#### [Problem requirements]
In the entries below, filter for the word "users" and copy every matching line.

____________

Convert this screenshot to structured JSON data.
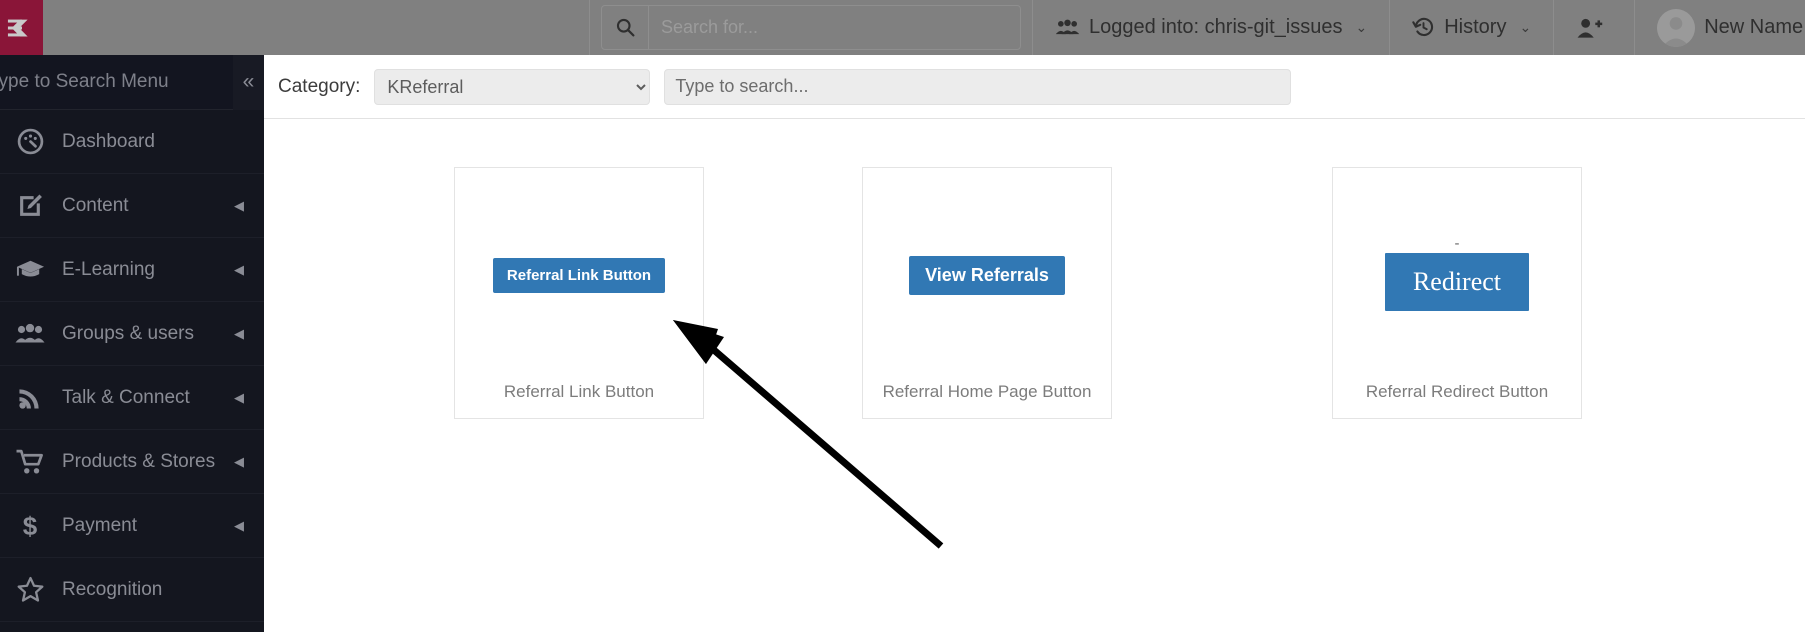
{
  "header": {
    "logo_alt": "KZO logo",
    "search": {
      "placeholder": "Search for...",
      "value": "",
      "icon": "search-icon"
    },
    "logged_into": {
      "label": "Logged into: chris-git_issues",
      "icon": "users-group-icon",
      "caret": "⌄"
    },
    "history": {
      "label": "History",
      "icon": "history-clock-icon",
      "caret": "⌄"
    },
    "add_user": {
      "label": "",
      "icon": "user-plus-icon"
    },
    "account": {
      "label": "New Name",
      "icon": "avatar-icon",
      "caret": "⌄"
    },
    "accent_green": "#1f5b4e",
    "logo_color": "#8a1538",
    "bar_color": "#808080"
  },
  "sidebar": {
    "search_placeholder": "Type to Search Menu",
    "search_value": "",
    "collapse_label": "«",
    "items": [
      {
        "label": "Dashboard",
        "icon": "dashboard-gauge-icon",
        "has_arrow": false
      },
      {
        "label": "Content",
        "icon": "content-edit-icon",
        "has_arrow": true,
        "arrow": "◀"
      },
      {
        "label": "E-Learning",
        "icon": "graduation-cap-icon",
        "has_arrow": true,
        "arrow": "◀"
      },
      {
        "label": "Groups & users",
        "icon": "users-group-icon",
        "has_arrow": true,
        "arrow": "◀"
      },
      {
        "label": "Talk & Connect",
        "icon": "rss-feed-icon",
        "has_arrow": true,
        "arrow": "◀"
      },
      {
        "label": "Products & Stores",
        "icon": "shopping-cart-icon",
        "has_arrow": true,
        "arrow": "◀"
      },
      {
        "label": "Payment",
        "icon": "dollar-sign-icon",
        "has_arrow": true,
        "arrow": "◀"
      },
      {
        "label": "Recognition",
        "icon": "star-outline-icon",
        "has_arrow": false
      }
    ],
    "bg_color": "#14161f",
    "text_color": "#8a8c95"
  },
  "filter_bar": {
    "category_label": "Category:",
    "category_value": "KReferral",
    "category_options": [
      "KReferral"
    ],
    "search_placeholder": "Type to search...",
    "search_value": ""
  },
  "cards": [
    {
      "caption": "Referral Link Button",
      "button_label": "Referral Link Button",
      "button_style": "ref-link",
      "button_color": "#3178b4",
      "has_dash": false
    },
    {
      "caption": "Referral Home Page Button",
      "button_label": "View Referrals",
      "button_style": "view-ref",
      "button_color": "#3178b4",
      "has_dash": false
    },
    {
      "caption": "Referral Redirect Button",
      "button_label": "Redirect",
      "button_style": "redirect",
      "button_color": "#3178b4",
      "has_dash": true,
      "dash": "-"
    }
  ],
  "annotation": {
    "type": "arrow",
    "color": "#000000",
    "points_to": "Referral Link Button card"
  }
}
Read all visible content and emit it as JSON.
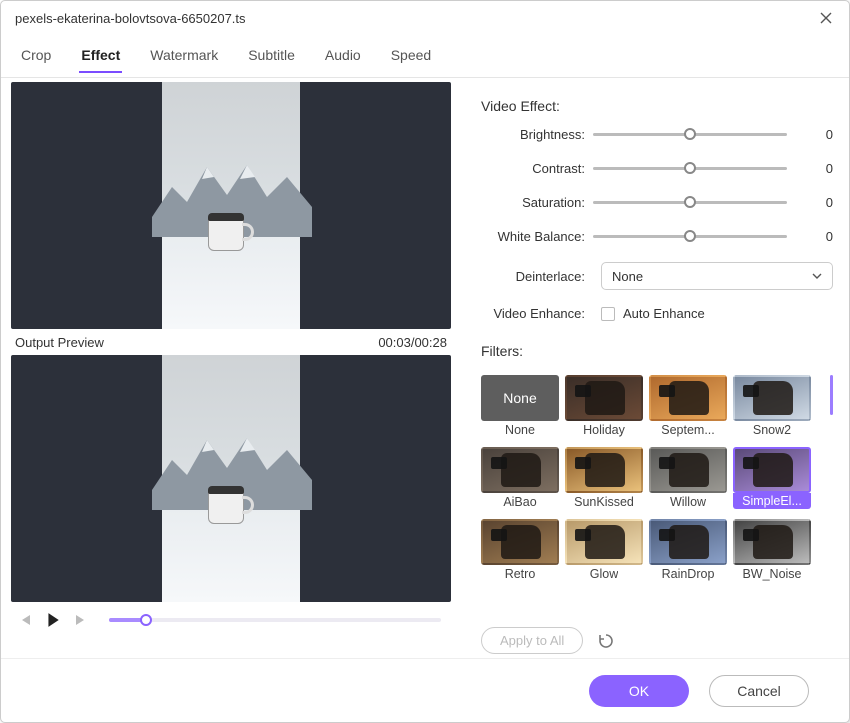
{
  "title": "pexels-ekaterina-bolovtsova-6650207.ts",
  "tabs": [
    "Crop",
    "Effect",
    "Watermark",
    "Subtitle",
    "Audio",
    "Speed"
  ],
  "active_tab_index": 1,
  "preview_label": "Output Preview",
  "timecode": "00:03/00:28",
  "progress_pct": 11,
  "section_video_effect": "Video Effect:",
  "sliders": {
    "brightness": {
      "label": "Brightness:",
      "value": 0,
      "pos": 50
    },
    "contrast": {
      "label": "Contrast:",
      "value": 0,
      "pos": 50
    },
    "saturation": {
      "label": "Saturation:",
      "value": 0,
      "pos": 50
    },
    "white_balance": {
      "label": "White Balance:",
      "value": 0,
      "pos": 50
    }
  },
  "deinterlace": {
    "label": "Deinterlace:",
    "value": "None"
  },
  "video_enhance": {
    "label": "Video Enhance:",
    "checkbox_label": "Auto Enhance",
    "checked": false
  },
  "filters_label": "Filters:",
  "filters": [
    {
      "name": "None",
      "tone": "none"
    },
    {
      "name": "Holiday",
      "tone": "warm-dark"
    },
    {
      "name": "Septem...",
      "tone": "orange"
    },
    {
      "name": "Snow2",
      "tone": "cool-snow"
    },
    {
      "name": "AiBao",
      "tone": "muted"
    },
    {
      "name": "SunKissed",
      "tone": "golden"
    },
    {
      "name": "Willow",
      "tone": "desat"
    },
    {
      "name": "SimpleEl...",
      "tone": "purple",
      "selected": true
    },
    {
      "name": "Retro",
      "tone": "sepia"
    },
    {
      "name": "Glow",
      "tone": "bright"
    },
    {
      "name": "RainDrop",
      "tone": "blue"
    },
    {
      "name": "BW_Noise",
      "tone": "bw"
    }
  ],
  "apply_all": "Apply to All",
  "buttons": {
    "ok": "OK",
    "cancel": "Cancel"
  }
}
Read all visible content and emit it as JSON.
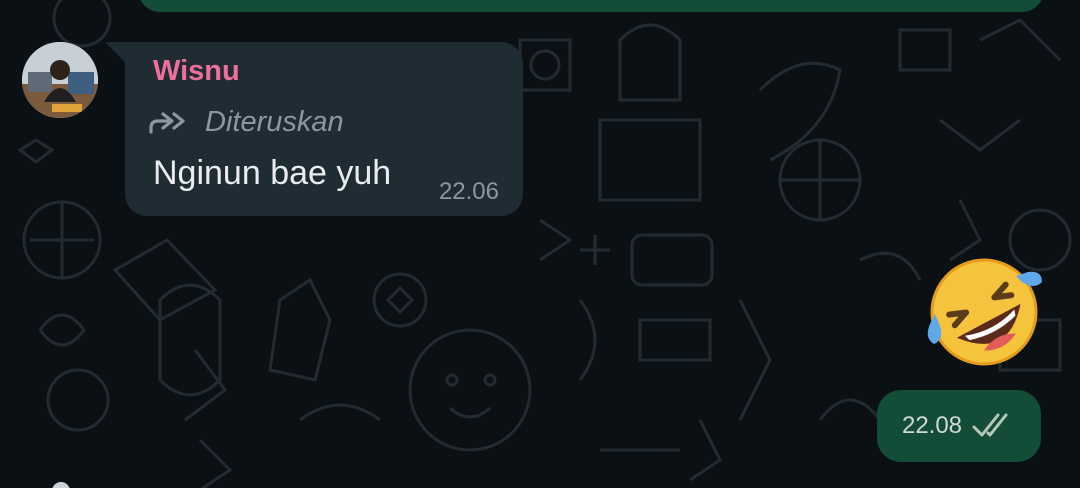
{
  "theme": {
    "background": "#0b1014",
    "incoming_bubble": "#1f2c33",
    "outgoing_bubble": "#134d37",
    "sender_color": "#ef6f9c",
    "meta_text": "#8d979d",
    "message_text": "#e9edef"
  },
  "incoming_message": {
    "sender": "Wisnu",
    "forwarded_label": "Diteruskan",
    "forwarded_icon": "forward-double-arrow-icon",
    "text": "Nginun bae yuh",
    "time": "22.06"
  },
  "outgoing_sticker": {
    "emoji_name": "rolling-on-floor-laughing",
    "emoji": "🤣"
  },
  "outgoing_message": {
    "time": "22.08",
    "status_icon": "double-check-read-icon"
  }
}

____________

#### [Solved problem]
      "icon": "users-group-icon",
        "label": "Groups & users",
        "icon": "users-group-icon",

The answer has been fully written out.